I know that film photography and Emacs are completely unrelated, but I have been thinking about both of them quite a lot recently.
Since moving back to shooting film in 2003, I have regular thoughts of switching to all-digital again. It’s just easier. I have rooms full of “stuff” in support of film photography, and things would become so much faster and easier without all of that. A nice digital camera, a good RAW editor, an inkjet printer, and some hard drives, and I’m all set.
And yet, I still enjoy shooting film and have found it impossible to quit. I like how film looks, I enjoy working in the darkroom, and I love my Leica rangefinder cameras. Having binders full of negatives sitting on my shelves is a comfort to me. They’re real, you know? I prefer real things.
In a completely different arena, I would like to stop using Emacs for everything. The great benefit of Emacs, that it can be anything and do everything, is for me also its greatest drawback. I can’t stop futzing with it. And I can’t stop trying to use it for freaking everything all the time. I just need to write stuff and keep track of some tasks. Why then do I use it to read email, RSS feeds, Mastodon, and whatever other things I can shoehorn into what should be a simple text editor?
So, I frequently fire up Obsidian, BBEdit, Logseq, Roam, iA Writer, TheBrain, Tinderbox, and oh right, none of these does the things Emacs and Org-mode can do quite as efficiently and with so much flexibility. After a few days away, I end up back in Emacs and farting around with capture templates or trying to decide between Denote and Org-roam.
The truth is that I’ll probably always shoot film and I’ll probably always use Emacs. I just wish that I could convince myself of this, then move on and actually do something creative or useful with them.
Perhaps the darkroom process is more similar to Emacs than you realize. In the darkroom you can dodge and burn-in areas of the print to tease out details that although digital can do this, it seems less engaging because the digital filter uses an algorithm you may not understand as well as directly manipulating the light. Likewise I find the same feeling of accomplishment when I can manipulate Emacs to tease out a solution I’m looking for and in the process I get better at it over time.

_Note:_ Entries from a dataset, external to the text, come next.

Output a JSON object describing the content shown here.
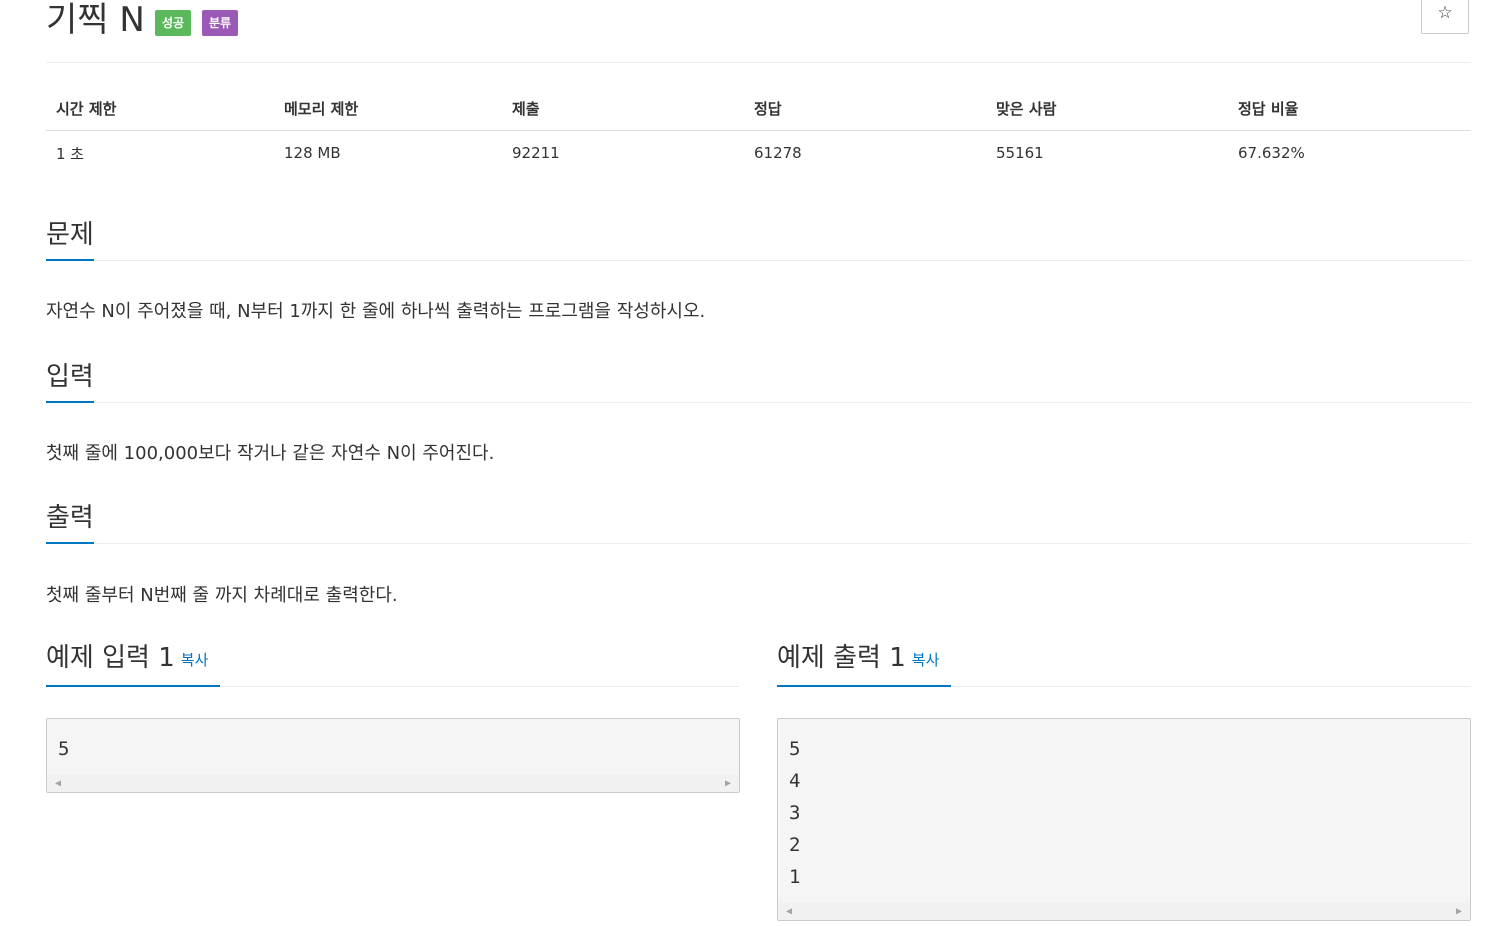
{
  "problem": {
    "title": "기찍 N",
    "badges": {
      "success": "성공",
      "category": "분류"
    },
    "star_icon": "☆"
  },
  "info_table": {
    "headers": [
      "시간 제한",
      "메모리 제한",
      "제출",
      "정답",
      "맞은 사람",
      "정답 비율"
    ],
    "values": [
      "1 초",
      "128 MB",
      "92211",
      "61278",
      "55161",
      "67.632%"
    ]
  },
  "sections": {
    "description": {
      "heading": "문제",
      "text": "자연수 N이 주어졌을 때, N부터 1까지 한 줄에 하나씩 출력하는 프로그램을 작성하시오."
    },
    "input": {
      "heading": "입력",
      "text": "첫째 줄에 100,000보다 작거나 같은 자연수 N이 주어진다."
    },
    "output": {
      "heading": "출력",
      "text": "첫째 줄부터 N번째 줄 까지 차례대로 출력한다."
    }
  },
  "samples": {
    "input": {
      "heading": "예제 입력 1",
      "copy_label": "복사",
      "content": "5"
    },
    "output": {
      "heading": "예제 출력 1",
      "copy_label": "복사",
      "content": "5\n4\n3\n2\n1"
    }
  },
  "icons": {
    "scroll_left": "◀",
    "scroll_right": "▶"
  },
  "colors": {
    "success_badge": "#5cb85c",
    "category_badge": "#9b59b6",
    "accent": "#0076c0"
  }
}
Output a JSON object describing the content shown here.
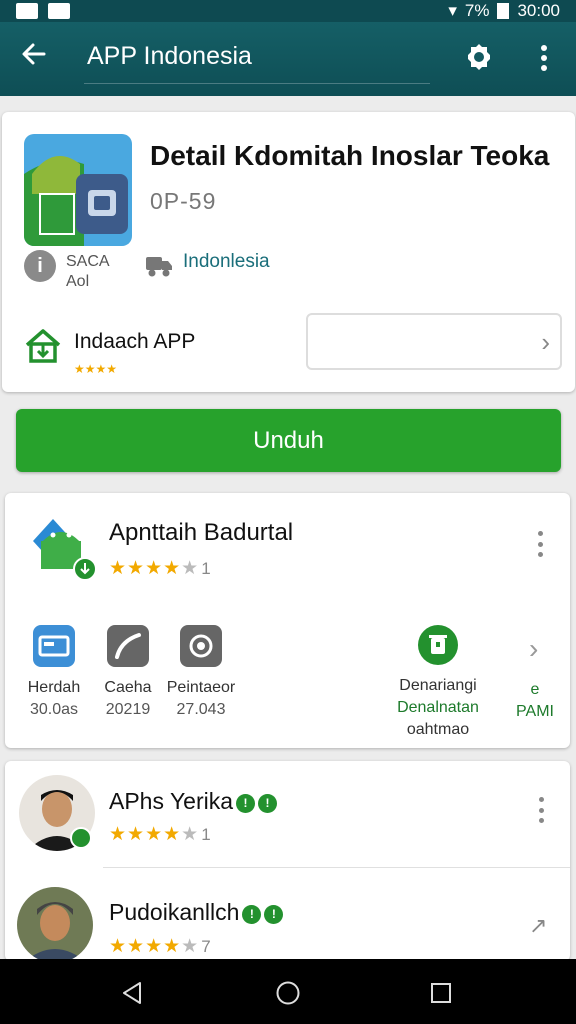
{
  "status_bar": {
    "time": "30:00",
    "battery_text": "7%"
  },
  "app_bar": {
    "title": "APP Indonesia",
    "back_icon": "arrow-left-icon",
    "settings_icon": "gear-icon",
    "more_icon": "more-vert-icon",
    "background": "#135a61"
  },
  "app_card": {
    "title": "Detail Kdomitah Inoslar Teoka",
    "version": "0P-59",
    "info_line1": "SACA",
    "info_line2": "Aol",
    "region": "Indonlesia",
    "install_label": "Indaach APP",
    "install_rating_stars": 4
  },
  "download_button": {
    "label": "Unduh",
    "color": "#27a22c"
  },
  "app_item": {
    "title": "Apnttaih Badurtal",
    "rating_stars": 4,
    "rating_count": "1",
    "features": [
      {
        "label": "Herdah",
        "value": "30.0as"
      },
      {
        "label": "Caeha",
        "value": "20219"
      },
      {
        "label": "Peintaeor",
        "value": "27.043"
      }
    ],
    "feature_right": {
      "line1": "Denariangi",
      "line2": "Denalnatan",
      "line3": "oahtmao"
    },
    "feature_far_right": {
      "line1": "e",
      "line2": "PAMI"
    }
  },
  "users": [
    {
      "name": "APhs Yerika",
      "rating_stars": 4,
      "rating_count": "1"
    },
    {
      "name": "Pudoikanllch",
      "rating_stars": 3.5,
      "rating_count": "7"
    }
  ],
  "accent_color": "#23912e",
  "star_color": "#f2a900"
}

I had to give up the darkroom in the garage as I started woodworking more and those two hobbies clash as one generates lots of dust and dust just destroys the darkroom experience.
Your comparison is completely accurate! The difference for me is that I stopped worrying about perfecting my darkroom technique. For a while I would fret over every detail and it took the fun out of it. I mostly make simple work prints and those often end up “final”. I’m hoping I can do the same thing with Emacs 😁.